Personalize how you engage with prospective candidates — whatever that looks like for your company.
2. Flex On Your Requirements
Why aren’t candidates applying to your job listings? Tara Sophia Mohr of Harvard Business Review conducted a survey to find out. It turns out that people, especially women, aren’t applying because they feel like the job qualifications are too much of a reach. With so many positions available, job seekers gravitate toward “high-percentage” opportunities rather than wasting time with a scattershot approach.
You can fix this problem simply by first casting a wide net and then screening the pool. For example, instead of requiring “seven to 10 years of experience in engineering,” consider writing “solid experience in engineering.” It’s possible that someone with five years’ experience is a great fit.
3. Streamline Your Hiring And Onboarding
If your process stretches too long, you may lose candidates to a competitor who acts faster. Here are some tips:
• Establish a standard hiring process and get all stakeholders on board. The process should emphasize timeliness while also ensuring a focus on quality candidates.
• Set timelines for all stakeholders and communicate regularly to ensure everyone is keeping pace.
• Take advantage of current tools such as interview scheduling programs, automated email reminders and online pre-screen questionnaires.
• Ensure that anyone involved in the interview/selection process is coached well.
• Stay in touch with candidates and keep them informed of their progress. It’s better to explain a delay rather than leave them wondering.
Look for areas in your hiring and onboarding processes that you can innovate.
4. Offer What Candidates Want In Today’s World
Job-seeker desires and expectations have changed, and you should respond accordingly. Here are some of the key changes:
• Candidates are seeking flexibility today. Prudential’s Pulse of the American Worker Survey found that most people want the option to work from home at least part of the time.
• Compassion and understanding from supervisors are important. Emotional intelligence from managers is more important than ever as people continue to adjust to the new landscape. Limeade, a company that tracks global employee well-being, found that 40% of employees left jobs in 2021 because of burnout. Other reasons included inflexibility, a lack of appreciation/recognition and discrimination.
• Offering wellness benefits should become a top priority. Ben Laker and Thomas Roulet of MIT Sloan Management Review say that all the changes underway in the work landscape have triggered an “epidemic of burnout.” Many companies are already changing their wellness programs to better respond to pandemic needs, according to findings from SHRM.
5. Build A Talent Community
The more common term for this strategy is “pipelining,” or building a pool of potential candidates before a need opens. However, a résumé database is just the beginning. An effective talent community should resemble a social media platform that will attract and engage prospects — it’s an ongoing conversation. Here are some key steps in building a talent community:

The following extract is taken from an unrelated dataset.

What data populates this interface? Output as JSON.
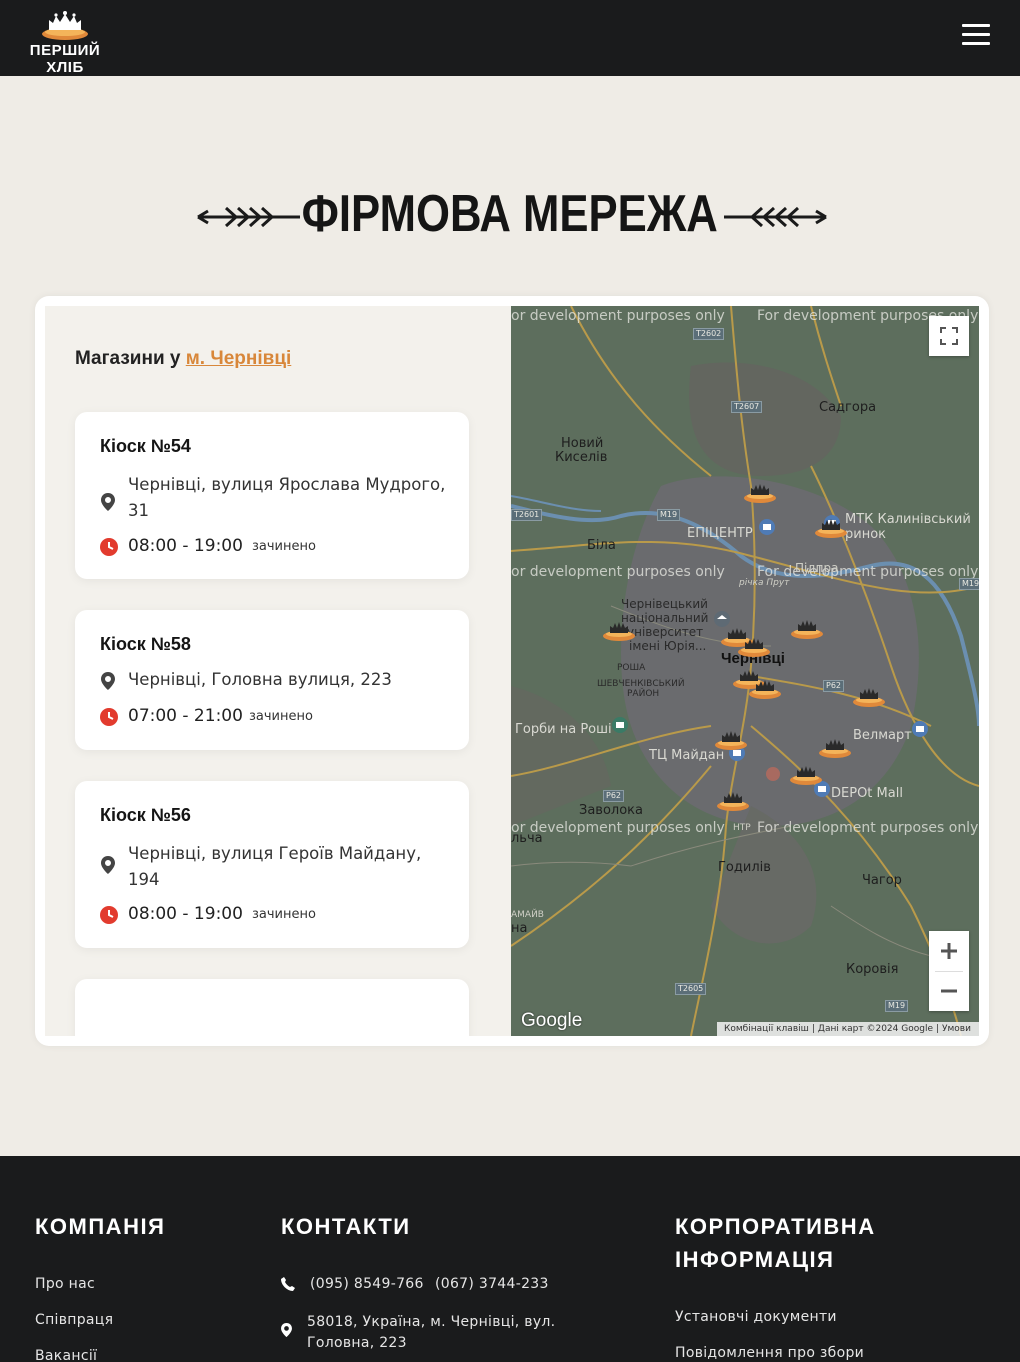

• Forecast hiring needs and target prospects accordingly.
• Take a proactive approach and reach out to targeted prospects, including sending follow-up invitations.
• Give prospects a good reason to join your community, such as posting engaging content or offering discounts on your company’s products or services.
• Keep the platform fresh with regular updates, whether it’s company news, talent market trends, employee spotlights or other relevant information.
Focus on cultivating talent with intention.
Change Is The New Normal
Old dogs who can’t learn new tricks will not flourish in this environment. The better you understand and adapt to the changing dynamics in the talent market, the more likely you will attract, engage and hire top candidates.